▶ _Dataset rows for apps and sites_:
——
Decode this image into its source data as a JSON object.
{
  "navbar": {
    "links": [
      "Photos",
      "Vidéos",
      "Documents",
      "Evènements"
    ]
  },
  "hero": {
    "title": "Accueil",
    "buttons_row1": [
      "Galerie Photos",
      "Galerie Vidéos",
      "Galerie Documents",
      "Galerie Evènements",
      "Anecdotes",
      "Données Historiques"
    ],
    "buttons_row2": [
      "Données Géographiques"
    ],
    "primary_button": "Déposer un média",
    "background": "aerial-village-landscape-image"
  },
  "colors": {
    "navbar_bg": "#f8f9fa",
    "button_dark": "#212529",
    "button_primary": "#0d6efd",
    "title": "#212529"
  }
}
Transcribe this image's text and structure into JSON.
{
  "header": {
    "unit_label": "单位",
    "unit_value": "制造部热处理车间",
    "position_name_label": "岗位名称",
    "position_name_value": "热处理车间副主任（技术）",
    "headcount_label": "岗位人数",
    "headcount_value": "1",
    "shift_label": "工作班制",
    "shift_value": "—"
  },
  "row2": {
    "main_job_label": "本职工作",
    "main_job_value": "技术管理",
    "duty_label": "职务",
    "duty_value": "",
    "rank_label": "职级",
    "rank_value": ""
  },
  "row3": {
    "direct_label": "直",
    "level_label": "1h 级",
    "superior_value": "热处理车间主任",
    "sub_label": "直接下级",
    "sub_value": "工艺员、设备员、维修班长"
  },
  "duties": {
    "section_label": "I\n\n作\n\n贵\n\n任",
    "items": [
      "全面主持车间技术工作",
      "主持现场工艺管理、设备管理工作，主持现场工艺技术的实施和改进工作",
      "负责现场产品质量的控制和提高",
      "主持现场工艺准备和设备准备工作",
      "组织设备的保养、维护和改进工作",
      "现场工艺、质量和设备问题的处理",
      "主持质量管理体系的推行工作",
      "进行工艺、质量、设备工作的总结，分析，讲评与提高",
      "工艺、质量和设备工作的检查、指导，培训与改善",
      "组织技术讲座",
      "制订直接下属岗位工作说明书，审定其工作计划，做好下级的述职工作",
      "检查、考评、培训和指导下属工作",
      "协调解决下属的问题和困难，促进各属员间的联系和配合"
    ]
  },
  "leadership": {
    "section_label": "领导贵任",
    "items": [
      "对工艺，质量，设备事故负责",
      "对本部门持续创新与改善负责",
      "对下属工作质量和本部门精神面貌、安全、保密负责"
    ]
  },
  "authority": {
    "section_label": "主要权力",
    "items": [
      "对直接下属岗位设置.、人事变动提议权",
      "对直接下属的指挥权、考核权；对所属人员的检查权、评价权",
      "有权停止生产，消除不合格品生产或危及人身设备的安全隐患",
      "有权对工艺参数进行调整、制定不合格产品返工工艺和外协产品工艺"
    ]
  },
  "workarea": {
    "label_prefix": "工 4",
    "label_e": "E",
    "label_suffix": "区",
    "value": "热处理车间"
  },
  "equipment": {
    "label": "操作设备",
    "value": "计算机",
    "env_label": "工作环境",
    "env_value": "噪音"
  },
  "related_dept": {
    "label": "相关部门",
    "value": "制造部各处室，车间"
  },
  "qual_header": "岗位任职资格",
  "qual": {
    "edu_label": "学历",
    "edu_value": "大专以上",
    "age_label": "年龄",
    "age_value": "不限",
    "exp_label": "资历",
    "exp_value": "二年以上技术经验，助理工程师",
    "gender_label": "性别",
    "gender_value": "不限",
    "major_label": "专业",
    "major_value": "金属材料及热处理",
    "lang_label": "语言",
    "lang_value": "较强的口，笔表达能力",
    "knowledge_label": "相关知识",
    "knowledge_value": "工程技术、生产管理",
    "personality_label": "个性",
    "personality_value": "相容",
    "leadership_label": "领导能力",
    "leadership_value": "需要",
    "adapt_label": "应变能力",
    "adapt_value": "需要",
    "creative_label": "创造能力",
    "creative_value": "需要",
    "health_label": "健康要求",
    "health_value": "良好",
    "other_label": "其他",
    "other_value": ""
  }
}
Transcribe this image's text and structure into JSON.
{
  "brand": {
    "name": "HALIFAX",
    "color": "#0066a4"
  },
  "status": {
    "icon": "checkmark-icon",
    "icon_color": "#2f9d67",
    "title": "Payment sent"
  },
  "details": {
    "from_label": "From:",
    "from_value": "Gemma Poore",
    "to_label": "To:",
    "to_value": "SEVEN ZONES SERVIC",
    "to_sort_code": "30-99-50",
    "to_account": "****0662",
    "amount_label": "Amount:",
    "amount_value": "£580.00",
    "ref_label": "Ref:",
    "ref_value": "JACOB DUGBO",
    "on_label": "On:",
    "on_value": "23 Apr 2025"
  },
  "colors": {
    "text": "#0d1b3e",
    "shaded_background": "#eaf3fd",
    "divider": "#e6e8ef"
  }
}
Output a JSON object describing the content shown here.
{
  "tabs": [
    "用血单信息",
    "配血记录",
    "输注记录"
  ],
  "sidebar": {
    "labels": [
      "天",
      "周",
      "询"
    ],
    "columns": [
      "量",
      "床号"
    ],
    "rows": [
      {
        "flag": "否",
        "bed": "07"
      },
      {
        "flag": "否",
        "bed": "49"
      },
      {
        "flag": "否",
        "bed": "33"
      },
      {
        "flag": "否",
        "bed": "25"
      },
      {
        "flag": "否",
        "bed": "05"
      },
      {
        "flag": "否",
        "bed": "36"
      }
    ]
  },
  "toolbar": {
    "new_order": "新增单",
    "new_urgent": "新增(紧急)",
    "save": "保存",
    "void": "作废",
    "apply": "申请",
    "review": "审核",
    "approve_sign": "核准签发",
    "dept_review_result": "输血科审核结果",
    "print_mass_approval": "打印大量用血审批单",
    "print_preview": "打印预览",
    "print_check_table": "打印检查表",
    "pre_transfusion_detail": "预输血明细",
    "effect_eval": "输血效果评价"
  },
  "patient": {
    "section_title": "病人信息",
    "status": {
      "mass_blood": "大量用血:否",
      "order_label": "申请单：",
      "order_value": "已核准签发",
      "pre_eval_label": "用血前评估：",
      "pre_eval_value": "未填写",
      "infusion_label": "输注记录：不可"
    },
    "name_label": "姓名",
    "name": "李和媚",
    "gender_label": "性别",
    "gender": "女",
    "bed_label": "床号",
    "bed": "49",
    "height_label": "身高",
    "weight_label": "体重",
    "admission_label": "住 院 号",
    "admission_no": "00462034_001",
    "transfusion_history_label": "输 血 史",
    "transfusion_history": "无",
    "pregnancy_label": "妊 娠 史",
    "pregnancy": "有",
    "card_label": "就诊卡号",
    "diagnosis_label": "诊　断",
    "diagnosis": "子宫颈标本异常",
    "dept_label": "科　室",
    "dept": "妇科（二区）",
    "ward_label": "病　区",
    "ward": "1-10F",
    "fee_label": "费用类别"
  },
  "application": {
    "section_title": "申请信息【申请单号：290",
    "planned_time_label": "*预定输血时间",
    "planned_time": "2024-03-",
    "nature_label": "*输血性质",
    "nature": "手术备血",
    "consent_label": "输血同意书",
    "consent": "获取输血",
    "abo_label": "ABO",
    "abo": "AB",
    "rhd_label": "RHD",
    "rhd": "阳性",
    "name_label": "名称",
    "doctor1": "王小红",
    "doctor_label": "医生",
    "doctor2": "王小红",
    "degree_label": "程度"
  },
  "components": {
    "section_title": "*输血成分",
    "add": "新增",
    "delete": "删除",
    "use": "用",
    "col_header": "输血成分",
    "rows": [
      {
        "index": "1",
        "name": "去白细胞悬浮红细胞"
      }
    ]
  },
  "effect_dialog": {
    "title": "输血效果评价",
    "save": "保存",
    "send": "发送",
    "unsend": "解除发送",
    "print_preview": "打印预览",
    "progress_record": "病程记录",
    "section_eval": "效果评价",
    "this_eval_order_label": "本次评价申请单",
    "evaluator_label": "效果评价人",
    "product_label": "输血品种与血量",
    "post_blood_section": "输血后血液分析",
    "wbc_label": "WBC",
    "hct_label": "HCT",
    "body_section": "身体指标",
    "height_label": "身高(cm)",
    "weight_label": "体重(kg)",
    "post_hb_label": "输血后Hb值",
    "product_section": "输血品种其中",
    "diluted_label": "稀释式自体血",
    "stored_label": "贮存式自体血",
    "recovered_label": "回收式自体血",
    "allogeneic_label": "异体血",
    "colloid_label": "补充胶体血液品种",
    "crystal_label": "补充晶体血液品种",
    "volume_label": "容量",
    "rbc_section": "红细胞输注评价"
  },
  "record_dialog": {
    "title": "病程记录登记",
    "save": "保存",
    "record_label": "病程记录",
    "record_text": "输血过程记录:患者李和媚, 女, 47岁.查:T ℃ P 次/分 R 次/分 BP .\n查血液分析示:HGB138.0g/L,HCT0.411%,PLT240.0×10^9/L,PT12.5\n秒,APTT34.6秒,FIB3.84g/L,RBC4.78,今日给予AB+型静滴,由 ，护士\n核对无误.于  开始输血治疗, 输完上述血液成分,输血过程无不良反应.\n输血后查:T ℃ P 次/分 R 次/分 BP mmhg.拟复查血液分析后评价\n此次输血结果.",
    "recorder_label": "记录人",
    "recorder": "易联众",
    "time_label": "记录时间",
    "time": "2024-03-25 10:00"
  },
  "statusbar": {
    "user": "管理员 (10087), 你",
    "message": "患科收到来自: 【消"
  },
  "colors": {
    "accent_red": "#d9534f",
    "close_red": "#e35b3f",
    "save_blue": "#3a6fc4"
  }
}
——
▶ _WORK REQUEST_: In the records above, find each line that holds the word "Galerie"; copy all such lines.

▶ _PROBLEM SOLUTION_:
      "Galerie Photos",
      "Galerie Vidéos",
      "Galerie Documents",
      "Galerie Evènements",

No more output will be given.